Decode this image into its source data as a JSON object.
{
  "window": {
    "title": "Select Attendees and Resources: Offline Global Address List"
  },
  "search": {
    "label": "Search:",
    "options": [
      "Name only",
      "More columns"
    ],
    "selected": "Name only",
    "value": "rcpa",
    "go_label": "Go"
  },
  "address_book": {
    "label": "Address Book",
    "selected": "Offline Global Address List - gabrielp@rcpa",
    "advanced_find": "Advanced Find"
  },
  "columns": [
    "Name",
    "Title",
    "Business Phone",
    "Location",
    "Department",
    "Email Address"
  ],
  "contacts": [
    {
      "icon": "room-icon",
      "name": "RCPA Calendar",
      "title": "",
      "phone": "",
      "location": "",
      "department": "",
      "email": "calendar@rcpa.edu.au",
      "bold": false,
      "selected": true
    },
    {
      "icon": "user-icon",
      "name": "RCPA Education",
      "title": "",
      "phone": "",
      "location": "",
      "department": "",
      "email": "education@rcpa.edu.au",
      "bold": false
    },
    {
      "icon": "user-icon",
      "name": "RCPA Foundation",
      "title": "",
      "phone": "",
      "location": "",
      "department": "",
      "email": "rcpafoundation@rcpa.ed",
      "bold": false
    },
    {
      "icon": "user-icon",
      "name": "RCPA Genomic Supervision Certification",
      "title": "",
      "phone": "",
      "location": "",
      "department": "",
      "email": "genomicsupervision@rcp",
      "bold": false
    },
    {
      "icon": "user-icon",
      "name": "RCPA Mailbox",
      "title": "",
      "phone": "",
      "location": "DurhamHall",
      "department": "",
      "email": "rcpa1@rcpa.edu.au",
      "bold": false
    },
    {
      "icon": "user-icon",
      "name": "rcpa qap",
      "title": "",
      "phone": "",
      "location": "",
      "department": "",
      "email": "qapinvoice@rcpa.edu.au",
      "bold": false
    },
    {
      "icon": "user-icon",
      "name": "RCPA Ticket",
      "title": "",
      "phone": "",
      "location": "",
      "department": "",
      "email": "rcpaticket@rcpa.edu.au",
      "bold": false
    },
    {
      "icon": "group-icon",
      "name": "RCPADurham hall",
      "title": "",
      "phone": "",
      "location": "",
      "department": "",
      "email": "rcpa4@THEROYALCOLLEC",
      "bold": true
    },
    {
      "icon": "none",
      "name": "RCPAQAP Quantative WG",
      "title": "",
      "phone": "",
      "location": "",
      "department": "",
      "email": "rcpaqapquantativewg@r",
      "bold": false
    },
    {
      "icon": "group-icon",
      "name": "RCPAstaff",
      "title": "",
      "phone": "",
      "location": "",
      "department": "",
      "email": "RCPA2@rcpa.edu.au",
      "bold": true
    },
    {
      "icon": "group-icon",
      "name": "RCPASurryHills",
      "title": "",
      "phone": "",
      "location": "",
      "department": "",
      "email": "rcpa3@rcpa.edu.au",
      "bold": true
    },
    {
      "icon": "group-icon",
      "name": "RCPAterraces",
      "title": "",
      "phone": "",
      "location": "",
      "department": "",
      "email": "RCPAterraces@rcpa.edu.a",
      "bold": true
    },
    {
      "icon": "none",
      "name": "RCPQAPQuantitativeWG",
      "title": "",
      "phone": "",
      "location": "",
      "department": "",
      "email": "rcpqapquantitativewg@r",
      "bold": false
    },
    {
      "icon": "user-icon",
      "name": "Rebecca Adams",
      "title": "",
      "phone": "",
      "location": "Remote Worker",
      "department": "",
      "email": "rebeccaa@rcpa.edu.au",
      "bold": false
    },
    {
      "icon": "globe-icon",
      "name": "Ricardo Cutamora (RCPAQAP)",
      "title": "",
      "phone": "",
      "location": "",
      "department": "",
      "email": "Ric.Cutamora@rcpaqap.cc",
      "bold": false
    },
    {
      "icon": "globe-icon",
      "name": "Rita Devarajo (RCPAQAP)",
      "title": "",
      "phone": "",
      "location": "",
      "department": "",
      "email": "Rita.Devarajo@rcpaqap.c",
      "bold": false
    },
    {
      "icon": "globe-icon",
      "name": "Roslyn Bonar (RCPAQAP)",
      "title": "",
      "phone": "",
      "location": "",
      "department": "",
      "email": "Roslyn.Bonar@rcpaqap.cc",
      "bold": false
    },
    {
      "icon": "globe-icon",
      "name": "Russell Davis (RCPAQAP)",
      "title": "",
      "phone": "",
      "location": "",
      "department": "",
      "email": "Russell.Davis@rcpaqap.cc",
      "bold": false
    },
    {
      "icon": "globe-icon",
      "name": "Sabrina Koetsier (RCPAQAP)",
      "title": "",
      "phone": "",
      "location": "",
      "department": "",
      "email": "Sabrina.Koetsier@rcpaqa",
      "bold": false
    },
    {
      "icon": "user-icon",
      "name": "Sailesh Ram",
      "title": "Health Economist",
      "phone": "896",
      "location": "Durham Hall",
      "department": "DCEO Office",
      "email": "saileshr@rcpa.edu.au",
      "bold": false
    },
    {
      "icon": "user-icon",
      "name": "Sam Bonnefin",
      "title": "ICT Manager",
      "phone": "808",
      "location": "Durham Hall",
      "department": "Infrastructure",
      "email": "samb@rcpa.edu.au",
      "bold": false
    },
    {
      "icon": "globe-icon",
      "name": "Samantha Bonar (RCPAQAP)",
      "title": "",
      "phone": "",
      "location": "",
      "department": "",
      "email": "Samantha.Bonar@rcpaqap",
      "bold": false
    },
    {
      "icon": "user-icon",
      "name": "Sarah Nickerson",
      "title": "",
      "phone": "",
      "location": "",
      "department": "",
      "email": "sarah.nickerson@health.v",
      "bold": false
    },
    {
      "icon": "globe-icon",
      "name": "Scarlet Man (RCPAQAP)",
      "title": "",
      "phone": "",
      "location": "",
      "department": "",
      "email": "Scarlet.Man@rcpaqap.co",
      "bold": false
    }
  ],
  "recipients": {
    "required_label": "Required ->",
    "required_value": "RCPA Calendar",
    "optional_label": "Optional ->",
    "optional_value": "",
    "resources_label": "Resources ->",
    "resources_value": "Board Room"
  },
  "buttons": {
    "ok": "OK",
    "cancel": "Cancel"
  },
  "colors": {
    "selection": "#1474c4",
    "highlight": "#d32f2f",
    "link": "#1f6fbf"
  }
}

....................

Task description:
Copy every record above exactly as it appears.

Task answer:
Decode this image into its source data as a JSON object.
{
  "window": {
    "title": "Select Attendees and Resources: Offline Global Address List"
  },
  "search": {
    "label": "Search:",
    "options": [
      "Name only",
      "More columns"
    ],
    "selected": "Name only",
    "value": "rcpa",
    "go_label": "Go"
  },
  "address_book": {
    "label": "Address Book",
    "selected": "Offline Global Address List - gabrielp@rcpa",
    "advanced_find": "Advanced Find"
  },
  "columns": [
    "Name",
    "Title",
    "Business Phone",
    "Location",
    "Department",
    "Email Address"
  ],
  "contacts": [
    {
      "icon": "room-icon",
      "name": "RCPA Calendar",
      "title": "",
      "phone": "",
      "location": "",
      "department": "",
      "email": "calendar@rcpa.edu.au",
      "bold": false,
      "selected": true
    },
    {
      "icon": "user-icon",
      "name": "RCPA Education",
      "title": "",
      "phone": "",
      "location": "",
      "department": "",
      "email": "education@rcpa.edu.au",
      "bold": false
    },
    {
      "icon": "user-icon",
      "name": "RCPA Foundation",
      "title": "",
      "phone": "",
      "location": "",
      "department": "",
      "email": "rcpafoundation@rcpa.ed",
      "bold": false
    },
    {
      "icon": "user-icon",
      "name": "RCPA Genomic Supervision Certification",
      "title": "",
      "phone": "",
      "location": "",
      "department": "",
      "email": "genomicsupervision@rcp",
      "bold": false
    },
    {
      "icon": "user-icon",
      "name": "RCPA Mailbox",
      "title": "",
      "phone": "",
      "location": "DurhamHall",
      "department": "",
      "email": "rcpa1@rcpa.edu.au",
      "bold": false
    },
    {
      "icon": "user-icon",
      "name": "rcpa qap",
      "title": "",
      "phone": "",
      "location": "",
      "department": "",
      "email": "qapinvoice@rcpa.edu.au",
      "bold": false
    },
    {
      "icon": "user-icon",
      "name": "RCPA Ticket",
      "title": "",
      "phone": "",
      "location": "",
      "department": "",
      "email": "rcpaticket@rcpa.edu.au",
      "bold": false
    },
    {
      "icon": "group-icon",
      "name": "RCPADurham hall",
      "title": "",
      "phone": "",
      "location": "",
      "department": "",
      "email": "rcpa4@THEROYALCOLLEC",
      "bold": true
    },
    {
      "icon": "none",
      "name": "RCPAQAP Quantative WG",
      "title": "",
      "phone": "",
      "location": "",
      "department": "",
      "email": "rcpaqapquantativewg@r",
      "bold": false
    },
    {
      "icon": "group-icon",
      "name": "RCPAstaff",
      "title": "",
      "phone": "",
      "location": "",
      "department": "",
      "email": "RCPA2@rcpa.edu.au",
      "bold": true
    },
    {
      "icon": "group-icon",
      "name": "RCPASurryHills",
      "title": "",
      "phone": "",
      "location": "",
      "department": "",
      "email": "rcpa3@rcpa.edu.au",
      "bold": true
    },
    {
      "icon": "group-icon",
      "name": "RCPAterraces",
      "title": "",
      "phone": "",
      "location": "",
      "department": "",
      "email": "RCPAterraces@rcpa.edu.a",
      "bold": true
    },
    {
      "icon": "none",
      "name": "RCPQAPQuantitativeWG",
      "title": "",
      "phone": "",
      "location": "",
      "department": "",
      "email": "rcpqapquantitativewg@r",
      "bold": false
    },
    {
      "icon": "user-icon",
      "name": "Rebecca Adams",
      "title": "",
      "phone": "",
      "location": "Remote Worker",
      "department": "",
      "email": "rebeccaa@rcpa.edu.au",
      "bold": false
    },
    {
      "icon": "globe-icon",
      "name": "Ricardo Cutamora (RCPAQAP)",
      "title": "",
      "phone": "",
      "location": "",
      "department": "",
      "email": "Ric.Cutamora@rcpaqap.cc",
      "bold": false
    },
    {
      "icon": "globe-icon",
      "name": "Rita Devarajo (RCPAQAP)",
      "title": "",
      "phone": "",
      "location": "",
      "department": "",
      "email": "Rita.Devarajo@rcpaqap.c",
      "bold": false
    },
    {
      "icon": "globe-icon",
      "name": "Roslyn Bonar (RCPAQAP)",
      "title": "",
      "phone": "",
      "location": "",
      "department": "",
      "email": "Roslyn.Bonar@rcpaqap.cc",
      "bold": false
    },
    {
      "icon": "globe-icon",
      "name": "Russell Davis (RCPAQAP)",
      "title": "",
      "phone": "",
      "location": "",
      "department": "",
      "email": "Russell.Davis@rcpaqap.cc",
      "bold": false
    },
    {
      "icon": "globe-icon",
      "name": "Sabrina Koetsier (RCPAQAP)",
      "title": "",
      "phone": "",
      "location": "",
      "department": "",
      "email": "Sabrina.Koetsier@rcpaqa",
      "bold": false
    },
    {
      "icon": "user-icon",
      "name": "Sailesh Ram",
      "title": "Health Economist",
      "phone": "896",
      "location": "Durham Hall",
      "department": "DCEO Office",
      "email": "saileshr@rcpa.edu.au",
      "bold": false
    },
    {
      "icon": "user-icon",
      "name": "Sam Bonnefin",
      "title": "ICT Manager",
      "phone": "808",
      "location": "Durham Hall",
      "department": "Infrastructure",
      "email": "samb@rcpa.edu.au",
      "bold": false
    },
    {
      "icon": "globe-icon",
      "name": "Samantha Bonar (RCPAQAP)",
      "title": "",
      "phone": "",
      "location": "",
      "department": "",
      "email": "Samantha.Bonar@rcpaqap",
      "bold": false
    },
    {
      "icon": "user-icon",
      "name": "Sarah Nickerson",
      "title": "",
      "phone": "",
      "location": "",
      "department": "",
      "email": "sarah.nickerson@health.v",
      "bold": false
    },
    {
      "icon": "globe-icon",
      "name": "Scarlet Man (RCPAQAP)",
      "title": "",
      "phone": "",
      "location": "",
      "department": "",
      "email": "Scarlet.Man@rcpaqap.co",
      "bold": false
    }
  ],
  "recipients": {
    "required_label": "Required ->",
    "required_value": "RCPA Calendar",
    "optional_label": "Optional ->",
    "optional_value": "",
    "resources_label": "Resources ->",
    "resources_value": "Board Room"
  },
  "buttons": {
    "ok": "OK",
    "cancel": "Cancel"
  },
  "colors": {
    "selection": "#1474c4",
    "highlight": "#d32f2f",
    "link": "#1f6fbf"
  }
}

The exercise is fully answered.